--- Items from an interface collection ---
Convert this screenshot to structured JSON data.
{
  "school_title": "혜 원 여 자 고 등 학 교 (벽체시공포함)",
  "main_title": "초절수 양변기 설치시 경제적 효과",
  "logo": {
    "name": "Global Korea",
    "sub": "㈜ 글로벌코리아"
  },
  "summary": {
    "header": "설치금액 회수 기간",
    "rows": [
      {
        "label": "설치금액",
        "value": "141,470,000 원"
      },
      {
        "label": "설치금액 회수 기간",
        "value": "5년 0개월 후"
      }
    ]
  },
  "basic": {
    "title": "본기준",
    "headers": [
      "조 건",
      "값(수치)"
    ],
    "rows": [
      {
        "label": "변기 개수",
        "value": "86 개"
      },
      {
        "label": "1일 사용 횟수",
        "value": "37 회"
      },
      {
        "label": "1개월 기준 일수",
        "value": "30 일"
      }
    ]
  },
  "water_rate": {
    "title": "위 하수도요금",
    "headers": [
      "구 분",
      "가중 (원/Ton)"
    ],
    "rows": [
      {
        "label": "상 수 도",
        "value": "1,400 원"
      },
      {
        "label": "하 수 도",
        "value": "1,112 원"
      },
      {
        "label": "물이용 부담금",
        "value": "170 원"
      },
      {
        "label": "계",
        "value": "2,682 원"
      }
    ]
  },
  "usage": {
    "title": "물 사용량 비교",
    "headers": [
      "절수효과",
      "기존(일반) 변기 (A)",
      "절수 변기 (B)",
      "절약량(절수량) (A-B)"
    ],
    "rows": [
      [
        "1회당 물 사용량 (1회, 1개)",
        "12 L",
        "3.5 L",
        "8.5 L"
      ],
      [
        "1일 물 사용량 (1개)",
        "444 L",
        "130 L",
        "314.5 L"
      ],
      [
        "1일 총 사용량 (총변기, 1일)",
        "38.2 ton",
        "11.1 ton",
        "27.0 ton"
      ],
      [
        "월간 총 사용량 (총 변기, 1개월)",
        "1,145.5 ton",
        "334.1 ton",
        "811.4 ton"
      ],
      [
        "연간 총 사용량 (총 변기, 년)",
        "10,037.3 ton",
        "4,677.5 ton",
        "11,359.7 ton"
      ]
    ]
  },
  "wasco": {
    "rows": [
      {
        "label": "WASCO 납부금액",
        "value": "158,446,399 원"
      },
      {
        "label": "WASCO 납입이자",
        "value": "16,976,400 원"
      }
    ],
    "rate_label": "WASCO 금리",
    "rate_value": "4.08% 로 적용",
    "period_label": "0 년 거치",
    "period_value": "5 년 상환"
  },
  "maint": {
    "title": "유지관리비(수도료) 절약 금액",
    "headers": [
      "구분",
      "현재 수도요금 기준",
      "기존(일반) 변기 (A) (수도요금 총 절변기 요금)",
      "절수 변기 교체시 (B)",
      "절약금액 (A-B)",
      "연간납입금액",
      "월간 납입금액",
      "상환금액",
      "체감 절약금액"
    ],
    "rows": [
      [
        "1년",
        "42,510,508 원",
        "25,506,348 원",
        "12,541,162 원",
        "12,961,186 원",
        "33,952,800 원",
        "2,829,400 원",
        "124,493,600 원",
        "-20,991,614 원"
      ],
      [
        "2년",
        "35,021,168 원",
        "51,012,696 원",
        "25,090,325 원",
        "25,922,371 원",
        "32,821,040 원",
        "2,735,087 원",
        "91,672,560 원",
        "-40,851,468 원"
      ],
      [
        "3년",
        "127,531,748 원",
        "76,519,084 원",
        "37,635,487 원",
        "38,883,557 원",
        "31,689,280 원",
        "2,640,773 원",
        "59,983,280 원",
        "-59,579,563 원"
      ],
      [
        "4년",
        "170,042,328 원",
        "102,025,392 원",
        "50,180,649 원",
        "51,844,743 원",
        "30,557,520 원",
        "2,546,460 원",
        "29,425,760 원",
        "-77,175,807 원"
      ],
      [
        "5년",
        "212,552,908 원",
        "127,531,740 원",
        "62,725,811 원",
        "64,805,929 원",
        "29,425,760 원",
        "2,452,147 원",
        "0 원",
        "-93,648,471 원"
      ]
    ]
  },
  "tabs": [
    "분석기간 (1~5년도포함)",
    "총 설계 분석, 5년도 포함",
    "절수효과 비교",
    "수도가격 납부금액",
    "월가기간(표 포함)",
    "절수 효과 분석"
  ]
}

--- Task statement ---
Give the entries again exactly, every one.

--- Expected answer ---
Convert this screenshot to structured JSON data.
{
  "school_title": "혜 원 여 자 고 등 학 교 (벽체시공포함)",
  "main_title": "초절수 양변기 설치시 경제적 효과",
  "logo": {
    "name": "Global Korea",
    "sub": "㈜ 글로벌코리아"
  },
  "summary": {
    "header": "설치금액 회수 기간",
    "rows": [
      {
        "label": "설치금액",
        "value": "141,470,000 원"
      },
      {
        "label": "설치금액 회수 기간",
        "value": "5년 0개월 후"
      }
    ]
  },
  "basic": {
    "title": "본기준",
    "headers": [
      "조 건",
      "값(수치)"
    ],
    "rows": [
      {
        "label": "변기 개수",
        "value": "86 개"
      },
      {
        "label": "1일 사용 횟수",
        "value": "37 회"
      },
      {
        "label": "1개월 기준 일수",
        "value": "30 일"
      }
    ]
  },
  "water_rate": {
    "title": "위 하수도요금",
    "headers": [
      "구 분",
      "가중 (원/Ton)"
    ],
    "rows": [
      {
        "label": "상 수 도",
        "value": "1,400 원"
      },
      {
        "label": "하 수 도",
        "value": "1,112 원"
      },
      {
        "label": "물이용 부담금",
        "value": "170 원"
      },
      {
        "label": "계",
        "value": "2,682 원"
      }
    ]
  },
  "usage": {
    "title": "물 사용량 비교",
    "headers": [
      "절수효과",
      "기존(일반) 변기 (A)",
      "절수 변기 (B)",
      "절약량(절수량) (A-B)"
    ],
    "rows": [
      [
        "1회당 물 사용량 (1회, 1개)",
        "12 L",
        "3.5 L",
        "8.5 L"
      ],
      [
        "1일 물 사용량 (1개)",
        "444 L",
        "130 L",
        "314.5 L"
      ],
      [
        "1일 총 사용량 (총변기, 1일)",
        "38.2 ton",
        "11.1 ton",
        "27.0 ton"
      ],
      [
        "월간 총 사용량 (총 변기, 1개월)",
        "1,145.5 ton",
        "334.1 ton",
        "811.4 ton"
      ],
      [
        "연간 총 사용량 (총 변기, 년)",
        "10,037.3 ton",
        "4,677.5 ton",
        "11,359.7 ton"
      ]
    ]
  },
  "wasco": {
    "rows": [
      {
        "label": "WASCO 납부금액",
        "value": "158,446,399 원"
      },
      {
        "label": "WASCO 납입이자",
        "value": "16,976,400 원"
      }
    ],
    "rate_label": "WASCO 금리",
    "rate_value": "4.08% 로 적용",
    "period_label": "0 년 거치",
    "period_value": "5 년 상환"
  },
  "maint": {
    "title": "유지관리비(수도료) 절약 금액",
    "headers": [
      "구분",
      "현재 수도요금 기준",
      "기존(일반) 변기 (A) (수도요금 총 절변기 요금)",
      "절수 변기 교체시 (B)",
      "절약금액 (A-B)",
      "연간납입금액",
      "월간 납입금액",
      "상환금액",
      "체감 절약금액"
    ],
    "rows": [
      [
        "1년",
        "42,510,508 원",
        "25,506,348 원",
        "12,541,162 원",
        "12,961,186 원",
        "33,952,800 원",
        "2,829,400 원",
        "124,493,600 원",
        "-20,991,614 원"
      ],
      [
        "2년",
        "35,021,168 원",
        "51,012,696 원",
        "25,090,325 원",
        "25,922,371 원",
        "32,821,040 원",
        "2,735,087 원",
        "91,672,560 원",
        "-40,851,468 원"
      ],
      [
        "3년",
        "127,531,748 원",
        "76,519,084 원",
        "37,635,487 원",
        "38,883,557 원",
        "31,689,280 원",
        "2,640,773 원",
        "59,983,280 원",
        "-59,579,563 원"
      ],
      [
        "4년",
        "170,042,328 원",
        "102,025,392 원",
        "50,180,649 원",
        "51,844,743 원",
        "30,557,520 원",
        "2,546,460 원",
        "29,425,760 원",
        "-77,175,807 원"
      ],
      [
        "5년",
        "212,552,908 원",
        "127,531,740 원",
        "62,725,811 원",
        "64,805,929 원",
        "29,425,760 원",
        "2,452,147 원",
        "0 원",
        "-93,648,471 원"
      ]
    ]
  },
  "tabs": [
    "분석기간 (1~5년도포함)",
    "총 설계 분석, 5년도 포함",
    "절수효과 비교",
    "수도가격 납부금액",
    "월가기간(표 포함)",
    "절수 효과 분석"
  ]
}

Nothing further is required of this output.